>>>
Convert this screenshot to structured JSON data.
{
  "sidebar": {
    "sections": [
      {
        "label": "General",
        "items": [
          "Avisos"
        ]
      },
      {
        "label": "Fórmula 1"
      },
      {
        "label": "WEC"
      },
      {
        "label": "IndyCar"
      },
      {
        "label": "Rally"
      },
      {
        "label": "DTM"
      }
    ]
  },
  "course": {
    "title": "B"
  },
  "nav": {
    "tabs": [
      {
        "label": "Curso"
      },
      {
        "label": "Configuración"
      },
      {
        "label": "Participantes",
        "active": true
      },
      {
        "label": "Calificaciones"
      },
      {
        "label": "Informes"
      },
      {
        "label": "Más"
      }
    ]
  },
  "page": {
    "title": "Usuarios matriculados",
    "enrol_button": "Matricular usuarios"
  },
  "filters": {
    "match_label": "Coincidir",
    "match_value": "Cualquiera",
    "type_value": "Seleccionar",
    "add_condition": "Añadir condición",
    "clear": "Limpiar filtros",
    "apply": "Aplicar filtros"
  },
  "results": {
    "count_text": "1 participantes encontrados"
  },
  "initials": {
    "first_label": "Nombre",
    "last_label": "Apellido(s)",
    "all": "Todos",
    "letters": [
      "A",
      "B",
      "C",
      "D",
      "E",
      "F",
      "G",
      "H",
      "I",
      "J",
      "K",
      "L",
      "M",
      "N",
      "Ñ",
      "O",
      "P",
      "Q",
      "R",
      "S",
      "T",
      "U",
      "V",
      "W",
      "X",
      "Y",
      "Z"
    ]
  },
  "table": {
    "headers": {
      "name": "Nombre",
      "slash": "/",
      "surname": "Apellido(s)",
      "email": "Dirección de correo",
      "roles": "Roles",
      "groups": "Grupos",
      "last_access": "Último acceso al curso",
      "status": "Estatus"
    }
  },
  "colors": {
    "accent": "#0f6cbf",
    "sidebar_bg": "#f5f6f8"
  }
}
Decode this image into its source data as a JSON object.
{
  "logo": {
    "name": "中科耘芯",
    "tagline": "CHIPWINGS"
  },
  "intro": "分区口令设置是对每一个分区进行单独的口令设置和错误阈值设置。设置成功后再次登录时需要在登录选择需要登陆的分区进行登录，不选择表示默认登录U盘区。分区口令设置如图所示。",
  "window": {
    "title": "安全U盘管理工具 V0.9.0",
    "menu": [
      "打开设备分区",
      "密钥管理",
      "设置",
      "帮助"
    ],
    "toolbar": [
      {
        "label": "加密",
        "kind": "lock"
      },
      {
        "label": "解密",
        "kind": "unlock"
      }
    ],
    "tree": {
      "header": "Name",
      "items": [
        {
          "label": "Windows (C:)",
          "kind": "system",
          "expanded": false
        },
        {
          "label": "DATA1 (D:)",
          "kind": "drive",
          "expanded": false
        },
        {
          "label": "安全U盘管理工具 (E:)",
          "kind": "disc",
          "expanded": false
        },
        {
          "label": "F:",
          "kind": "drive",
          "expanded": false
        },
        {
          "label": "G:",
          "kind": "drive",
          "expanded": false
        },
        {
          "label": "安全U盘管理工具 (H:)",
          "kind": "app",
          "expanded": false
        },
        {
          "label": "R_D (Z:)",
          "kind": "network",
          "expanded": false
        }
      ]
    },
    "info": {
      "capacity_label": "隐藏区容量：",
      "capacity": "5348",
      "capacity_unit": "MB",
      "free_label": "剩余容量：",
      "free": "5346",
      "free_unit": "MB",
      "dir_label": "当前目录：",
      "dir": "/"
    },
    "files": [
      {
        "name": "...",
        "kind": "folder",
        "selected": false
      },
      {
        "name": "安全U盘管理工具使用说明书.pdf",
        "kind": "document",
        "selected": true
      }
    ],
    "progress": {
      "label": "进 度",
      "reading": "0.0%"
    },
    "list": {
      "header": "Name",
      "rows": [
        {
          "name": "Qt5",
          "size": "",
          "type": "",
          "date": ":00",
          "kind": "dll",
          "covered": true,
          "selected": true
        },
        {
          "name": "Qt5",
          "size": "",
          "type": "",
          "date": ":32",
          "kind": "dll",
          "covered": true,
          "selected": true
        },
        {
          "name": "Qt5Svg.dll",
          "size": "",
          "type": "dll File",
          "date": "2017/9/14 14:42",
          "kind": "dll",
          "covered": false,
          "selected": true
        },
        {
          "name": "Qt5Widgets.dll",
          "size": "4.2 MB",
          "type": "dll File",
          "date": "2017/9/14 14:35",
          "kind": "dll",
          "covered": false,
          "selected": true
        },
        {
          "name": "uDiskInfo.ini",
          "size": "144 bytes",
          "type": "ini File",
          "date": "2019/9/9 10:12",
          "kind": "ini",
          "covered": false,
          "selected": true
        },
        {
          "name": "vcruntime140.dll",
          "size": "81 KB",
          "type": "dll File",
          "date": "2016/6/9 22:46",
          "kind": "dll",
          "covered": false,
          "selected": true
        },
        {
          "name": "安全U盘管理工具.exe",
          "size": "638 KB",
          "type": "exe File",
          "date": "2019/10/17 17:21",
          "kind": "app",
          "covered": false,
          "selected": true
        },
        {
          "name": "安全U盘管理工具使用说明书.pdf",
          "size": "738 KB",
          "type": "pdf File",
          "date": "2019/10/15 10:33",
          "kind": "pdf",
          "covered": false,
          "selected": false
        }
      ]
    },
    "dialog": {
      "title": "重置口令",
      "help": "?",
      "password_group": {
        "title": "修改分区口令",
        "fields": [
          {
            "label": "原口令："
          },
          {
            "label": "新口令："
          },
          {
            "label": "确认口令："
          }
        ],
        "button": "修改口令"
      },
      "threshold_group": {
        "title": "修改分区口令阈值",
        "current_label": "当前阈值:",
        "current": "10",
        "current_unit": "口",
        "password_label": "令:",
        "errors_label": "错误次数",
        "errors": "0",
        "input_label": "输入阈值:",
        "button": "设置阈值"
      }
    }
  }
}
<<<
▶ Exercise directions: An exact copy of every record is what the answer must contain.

▶ Response area:
Convert this screenshot to structured JSON data.
{
  "sidebar": {
    "sections": [
      {
        "label": "General",
        "items": [
          "Avisos"
        ]
      },
      {
        "label": "Fórmula 1"
      },
      {
        "label": "WEC"
      },
      {
        "label": "IndyCar"
      },
      {
        "label": "Rally"
      },
      {
        "label": "DTM"
      }
    ]
  },
  "course": {
    "title": "B"
  },
  "nav": {
    "tabs": [
      {
        "label": "Curso"
      },
      {
        "label": "Configuración"
      },
      {
        "label": "Participantes",
        "active": true
      },
      {
        "label": "Calificaciones"
      },
      {
        "label": "Informes"
      },
      {
        "label": "Más"
      }
    ]
  },
  "page": {
    "title": "Usuarios matriculados",
    "enrol_button": "Matricular usuarios"
  },
  "filters": {
    "match_label": "Coincidir",
    "match_value": "Cualquiera",
    "type_value": "Seleccionar",
    "add_condition": "Añadir condición",
    "clear": "Limpiar filtros",
    "apply": "Aplicar filtros"
  },
  "results": {
    "count_text": "1 participantes encontrados"
  },
  "initials": {
    "first_label": "Nombre",
    "last_label": "Apellido(s)",
    "all": "Todos",
    "letters": [
      "A",
      "B",
      "C",
      "D",
      "E",
      "F",
      "G",
      "H",
      "I",
      "J",
      "K",
      "L",
      "M",
      "N",
      "Ñ",
      "O",
      "P",
      "Q",
      "R",
      "S",
      "T",
      "U",
      "V",
      "W",
      "X",
      "Y",
      "Z"
    ]
  },
  "table": {
    "headers": {
      "name": "Nombre",
      "slash": "/",
      "surname": "Apellido(s)",
      "email": "Dirección de correo",
      "roles": "Roles",
      "groups": "Grupos",
      "last_access": "Último acceso al curso",
      "status": "Estatus"
    }
  },
  "colors": {
    "accent": "#0f6cbf",
    "sidebar_bg": "#f5f6f8"
  }
}
Decode this image into its source data as a JSON object.
{
  "logo": {
    "name": "中科耘芯",
    "tagline": "CHIPWINGS"
  },
  "intro": "分区口令设置是对每一个分区进行单独的口令设置和错误阈值设置。设置成功后再次登录时需要在登录选择需要登陆的分区进行登录，不选择表示默认登录U盘区。分区口令设置如图所示。",
  "window": {
    "title": "安全U盘管理工具 V0.9.0",
    "menu": [
      "打开设备分区",
      "密钥管理",
      "设置",
      "帮助"
    ],
    "toolbar": [
      {
        "label": "加密",
        "kind": "lock"
      },
      {
        "label": "解密",
        "kind": "unlock"
      }
    ],
    "tree": {
      "header": "Name",
      "items": [
        {
          "label": "Windows (C:)",
          "kind": "system",
          "expanded": false
        },
        {
          "label": "DATA1 (D:)",
          "kind": "drive",
          "expanded": false
        },
        {
          "label": "安全U盘管理工具 (E:)",
          "kind": "disc",
          "expanded": false
        },
        {
          "label": "F:",
          "kind": "drive",
          "expanded": false
        },
        {
          "label": "G:",
          "kind": "drive",
          "expanded": false
        },
        {
          "label": "安全U盘管理工具 (H:)",
          "kind": "app",
          "expanded": false
        },
        {
          "label": "R_D (Z:)",
          "kind": "network",
          "expanded": false
        }
      ]
    },
    "info": {
      "capacity_label": "隐藏区容量：",
      "capacity": "5348",
      "capacity_unit": "MB",
      "free_label": "剩余容量：",
      "free": "5346",
      "free_unit": "MB",
      "dir_label": "当前目录：",
      "dir": "/"
    },
    "files": [
      {
        "name": "...",
        "kind": "folder",
        "selected": false
      },
      {
        "name": "安全U盘管理工具使用说明书.pdf",
        "kind": "document",
        "selected": true
      }
    ],
    "progress": {
      "label": "进 度",
      "reading": "0.0%"
    },
    "list": {
      "header": "Name",
      "rows": [
        {
          "name": "Qt5",
          "size": "",
          "type": "",
          "date": ":00",
          "kind": "dll",
          "covered": true,
          "selected": true
        },
        {
          "name": "Qt5",
          "size": "",
          "type": "",
          "date": ":32",
          "kind": "dll",
          "covered": true,
          "selected": true
        },
        {
          "name": "Qt5Svg.dll",
          "size": "",
          "type": "dll File",
          "date": "2017/9/14 14:42",
          "kind": "dll",
          "covered": false,
          "selected": true
        },
        {
          "name": "Qt5Widgets.dll",
          "size": "4.2 MB",
          "type": "dll File",
          "date": "2017/9/14 14:35",
          "kind": "dll",
          "covered": false,
          "selected": true
        },
        {
          "name": "uDiskInfo.ini",
          "size": "144 bytes",
          "type": "ini File",
          "date": "2019/9/9 10:12",
          "kind": "ini",
          "covered": false,
          "selected": true
        },
        {
          "name": "vcruntime140.dll",
          "size": "81 KB",
          "type": "dll File",
          "date": "2016/6/9 22:46",
          "kind": "dll",
          "covered": false,
          "selected": true
        },
        {
          "name": "安全U盘管理工具.exe",
          "size": "638 KB",
          "type": "exe File",
          "date": "2019/10/17 17:21",
          "kind": "app",
          "covered": false,
          "selected": true
        },
        {
          "name": "安全U盘管理工具使用说明书.pdf",
          "size": "738 KB",
          "type": "pdf File",
          "date": "2019/10/15 10:33",
          "kind": "pdf",
          "covered": false,
          "selected": false
        }
      ]
    },
    "dialog": {
      "title": "重置口令",
      "help": "?",
      "password_group": {
        "title": "修改分区口令",
        "fields": [
          {
            "label": "原口令："
          },
          {
            "label": "新口令："
          },
          {
            "label": "确认口令："
          }
        ],
        "button": "修改口令"
      },
      "threshold_group": {
        "title": "修改分区口令阈值",
        "current_label": "当前阈值:",
        "current": "10",
        "current_unit": "口",
        "password_label": "令:",
        "errors_label": "错误次数",
        "errors": "0",
        "input_label": "输入阈值:",
        "button": "设置阈值"
      }
    }
  }
}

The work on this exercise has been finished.